Margaret Atwood’s Writing the Future

Margaret Atwood came to UBC last month to give a talk titled Writing the Future. I don’t have too much I want to say about the talk right now, though I think it opens several interesting discussions. On a side note, I’ve yet to be much of a fan of Atwood’s writing style (as I recall, I didn’t much enjoy reading Alias Grace), but after hearing/watching several interviews with her, I discovered I very much like hearing her ideas. It’s amazing how she talks so monotone-esque, yet still manages to incorporate so much humour into her speech.

During part of her talk, at least as I recall it, Atwood went through many prevalent monsters in human history and tried to tie them to patterns society was seeing. For instance, werewolves were tied to the disease rabies which may have been rampant at some point during the werewolf fad. Both werewolves and rabies are tied to dogs, and both conditions lead the affected to want to bite other people.
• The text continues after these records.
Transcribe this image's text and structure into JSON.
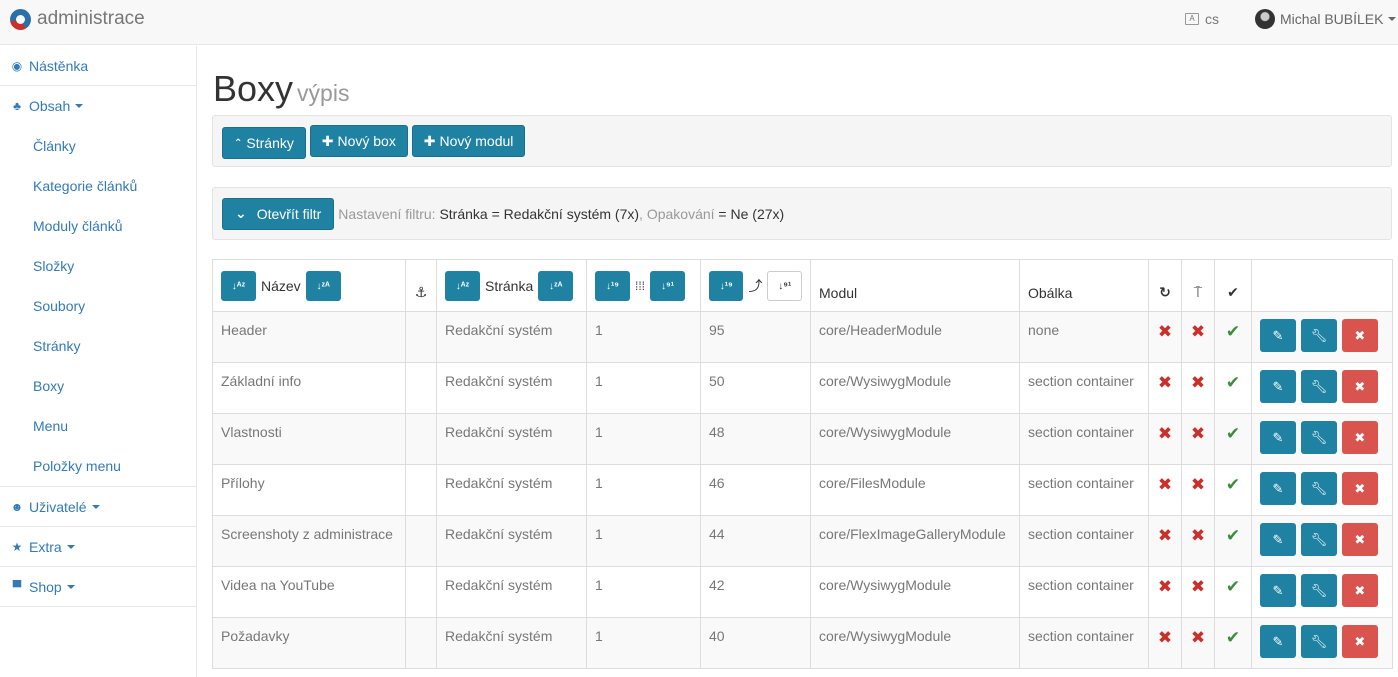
{
  "navbar": {
    "brand": "administrace",
    "lang": "cs",
    "user": "Michal BUBÍLEK"
  },
  "sidebar": {
    "dashboard": "Nástěnka",
    "content": "Obsah",
    "content_items": [
      "Články",
      "Kategorie článků",
      "Moduly článků",
      "Složky",
      "Soubory",
      "Stránky",
      "Boxy",
      "Menu",
      "Položky menu"
    ],
    "users": "Uživatelé",
    "extra": "Extra",
    "shop": "Shop"
  },
  "page": {
    "title": "Boxy",
    "subtitle": "výpis"
  },
  "toolbar": {
    "pages": "Stránky",
    "new_box": "Nový box",
    "new_module": "Nový modul"
  },
  "filter": {
    "open": "Otevřít filtr",
    "prefix": "Nastavení filtru: ",
    "k1": "Stránka",
    "eq": " = ",
    "v1": "Redakční systém (7x)",
    "sep": ", ",
    "k2": "Opakování",
    "v2": "Ne (27x)"
  },
  "table": {
    "headers": {
      "name": "Název",
      "page": "Stránka",
      "module": "Modul",
      "wrapper": "Obálka"
    },
    "rows": [
      {
        "name": "Header",
        "page": "Redakční systém",
        "col3": "1",
        "col4": "95",
        "module": "core/HeaderModule",
        "wrapper": "none"
      },
      {
        "name": "Základní info",
        "page": "Redakční systém",
        "col3": "1",
        "col4": "50",
        "module": "core/WysiwygModule",
        "wrapper": "section container"
      },
      {
        "name": "Vlastnosti",
        "page": "Redakční systém",
        "col3": "1",
        "col4": "48",
        "module": "core/WysiwygModule",
        "wrapper": "section container"
      },
      {
        "name": "Přílohy",
        "page": "Redakční systém",
        "col3": "1",
        "col4": "46",
        "module": "core/FilesModule",
        "wrapper": "section container"
      },
      {
        "name": "Screenshoty z administrace",
        "page": "Redakční systém",
        "col3": "1",
        "col4": "44",
        "module": "core/FlexImageGalleryModule",
        "wrapper": "section container"
      },
      {
        "name": "Videa na YouTube",
        "page": "Redakční systém",
        "col3": "1",
        "col4": "42",
        "module": "core/WysiwygModule",
        "wrapper": "section container"
      },
      {
        "name": "Požadavky",
        "page": "Redakční systém",
        "col3": "1",
        "col4": "40",
        "module": "core/WysiwygModule",
        "wrapper": "section container"
      }
    ]
  },
  "colors": {
    "primary": "#1f82a2",
    "danger": "#d9534f",
    "link": "#337ab7",
    "success": "#3c8d3c"
  }
}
Also, vampires were tied to the aristocracy. (Perhaps) Both vampires and aristocrats lived in massive castles, and were prone to seduce common villagers. Perhaps, like vampires, the aristocrats also didn’t like sunlight due to the effects it had on the skin.
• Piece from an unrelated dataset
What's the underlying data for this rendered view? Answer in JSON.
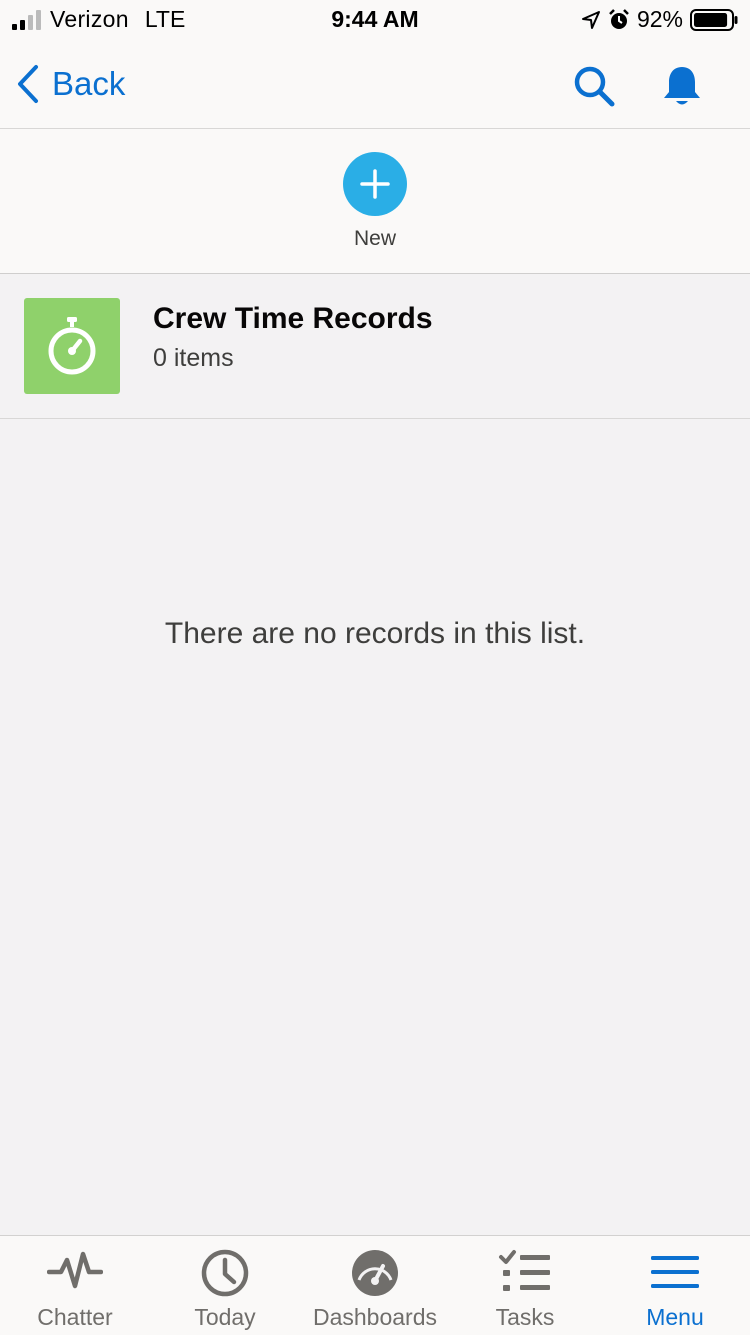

In any case, Atwood ended her talk by looking at the recent zombie craze. She suggested that the zombie apocalypse was a foreboding doom that society felt may be approaching, where zombies are people with no hope for the future. I think this is an interesting idea, and I see how the connections can be made.

Similarly, I can see the connection of zombies with apathy. I think it may also be possible to say that zombies represent people disconnected with reality. For instance, if you kick a zombie in the balls, it isn’t going to react–much like an apathetic society. Zombies don’t do much that is constructive, as they are usually concerned only with finding food (Hmmm…). Perhaps we should take warning of the direction society may be taking. It may turn out we’re heading towards a global population of people who are neither living nor dead, in heart, soul, body, and mind.
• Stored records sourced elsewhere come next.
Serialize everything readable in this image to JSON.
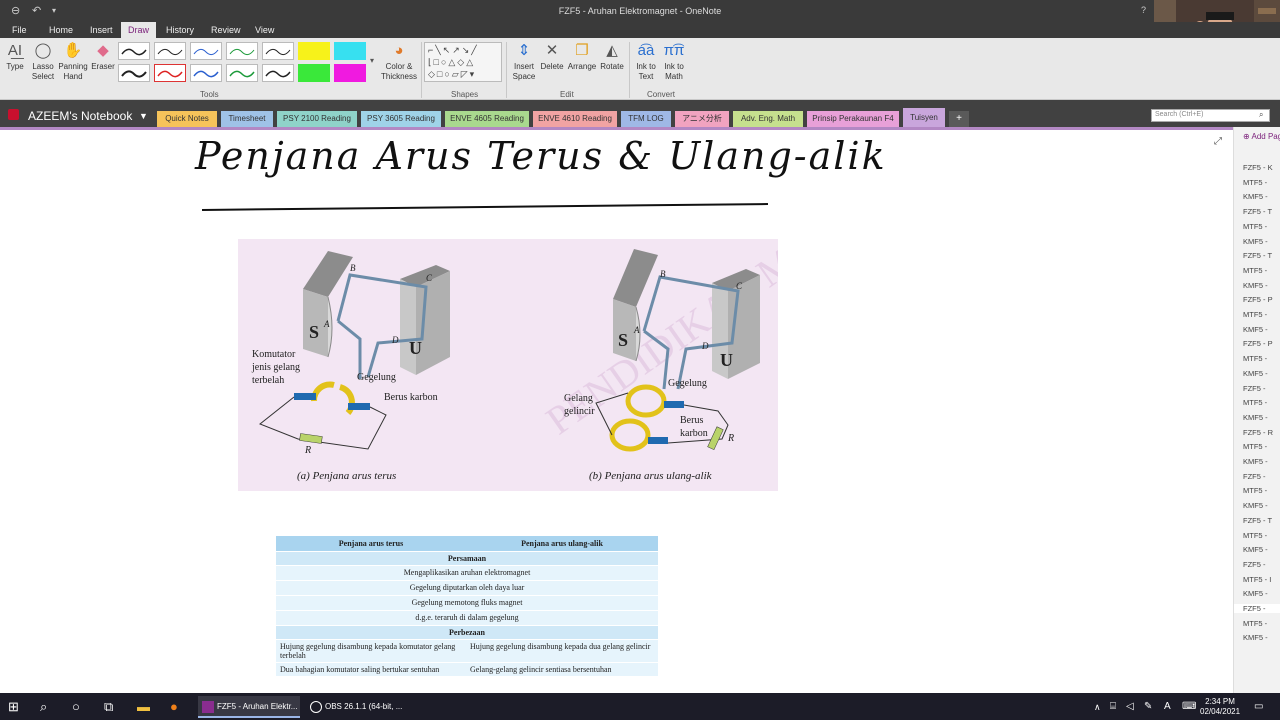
{
  "window": {
    "title": "FZF5 - Aruhan Elektromagnet - OneNote",
    "help_glyph": "?"
  },
  "menu": {
    "items": [
      "File",
      "Home",
      "Insert",
      "Draw",
      "History",
      "Review",
      "View"
    ],
    "active": "Draw"
  },
  "ribbon": {
    "tools": {
      "type": "Type",
      "lasso_1": "Lasso",
      "lasso_2": "Select",
      "panning_1": "Panning",
      "panning_2": "Hand",
      "eraser": "Eraser",
      "color_1": "Color &",
      "color_2": "Thickness",
      "group": "Tools"
    },
    "shapes_group": "Shapes",
    "edit": {
      "insert_1": "Insert",
      "insert_2": "Space",
      "delete": "Delete",
      "arrange": "Arrange",
      "rotate": "Rotate",
      "group": "Edit"
    },
    "convert": {
      "ink_text_1": "Ink to",
      "ink_text_2": "Text",
      "ink_math_1": "Ink to",
      "ink_math_2": "Math",
      "group": "Convert"
    }
  },
  "notebook": {
    "name": "AZEEM's Notebook",
    "tabs": [
      {
        "label": "Quick Notes",
        "color": "#f6c35a"
      },
      {
        "label": "Timesheet",
        "color": "#9fc2e7"
      },
      {
        "label": "PSY 2100 Reading",
        "color": "#8fd3c9"
      },
      {
        "label": "PSY 3605 Reading",
        "color": "#9fd3e8"
      },
      {
        "label": "ENVE 4605 Reading",
        "color": "#a9d98e"
      },
      {
        "label": "ENVE 4610 Reading",
        "color": "#f1a3a3"
      },
      {
        "label": "TFM LOG",
        "color": "#9fb8e6"
      },
      {
        "label": "アニメ分析",
        "color": "#f1a3c0"
      },
      {
        "label": "Adv. Eng. Math",
        "color": "#c6e08e"
      },
      {
        "label": "Prinsip Perakaunan F4",
        "color": "#e8a0d8"
      },
      {
        "label": "Tuisyen",
        "color": "#c9a6dc"
      }
    ],
    "add_tab": "+",
    "search_placeholder": "Search (Ctrl+E)"
  },
  "page": {
    "title": "Penjana Arus Terus & Ulang-alik"
  },
  "figure": {
    "a": {
      "caption": "(a) Penjana arus terus",
      "komutator": [
        "Komutator",
        "jenis gelang",
        "terbelah"
      ],
      "gegelung": "Gegelung",
      "berus": "Berus karbon",
      "R": "R",
      "S": "S",
      "U": "U",
      "A": "A",
      "B": "B",
      "C": "C",
      "D": "D"
    },
    "b": {
      "caption": "(b) Penjana arus ulang-alik",
      "gelang": [
        "Gelang",
        "gelincir"
      ],
      "gegelung": "Gegelung",
      "berus": [
        "Berus",
        "karbon"
      ],
      "R": "R",
      "S": "S",
      "U": "U",
      "A": "A",
      "B": "B",
      "C": "C",
      "D": "D"
    }
  },
  "table": {
    "headers": [
      "Penjana arus terus",
      "Penjana arus ulang-alik"
    ],
    "persamaan_label": "Persamaan",
    "persamaan": [
      "Mengaplikasikan aruhan elektromagnet",
      "Gegelung diputarkan oleh daya luar",
      "Gegelung memotong fluks magnet",
      "d.g.e. teraruh di dalam gegelung"
    ],
    "perbezaan_label": "Perbezaan",
    "perbezaan": [
      [
        "Hujung gegelung disambung kepada komutator gelang terbelah",
        "Hujung gegelung disambung kepada dua gelang gelincir"
      ],
      [
        "Dua bahagian komutator saling bertukar sentuhan",
        "Gelang-gelang gelincir sentiasa bersentuhan"
      ]
    ]
  },
  "sidepanel": {
    "add_page": "Add Page",
    "pages": [
      "FZF5 - K",
      "MTF5 -",
      "KMF5 -",
      "FZF5 - T",
      "MTF5 -",
      "KMF5 -",
      "FZF5 - T",
      "MTF5 -",
      "KMF5 -",
      "FZF5 - P",
      "MTF5 -",
      "KMF5 -",
      "FZF5 - P",
      "MTF5 -",
      "KMF5 -",
      "FZF5 -",
      "MTF5 -",
      "KMF5 -",
      "FZF5 - R",
      "MTF5 -",
      "KMF5 -",
      "FZF5 -",
      "MTF5 -",
      "KMF5 -",
      "FZF5 - T",
      "MTF5 -",
      "KMF5 -",
      "FZF5 -",
      "MTF5 - I",
      "KMF5 -",
      "FZF5 -",
      "MTF5 -",
      "KMF5 -"
    ],
    "selected_index": 30
  },
  "taskbar": {
    "apps": [
      "FZF5 - Aruhan Elektr...",
      "OBS 26.1.1 (64-bit, ..."
    ],
    "time": "2:34 PM",
    "date": "02/04/2021"
  }
}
The post Margaret Atwood’s Writing the Future appeared first on 夢と愛の千夜一夜.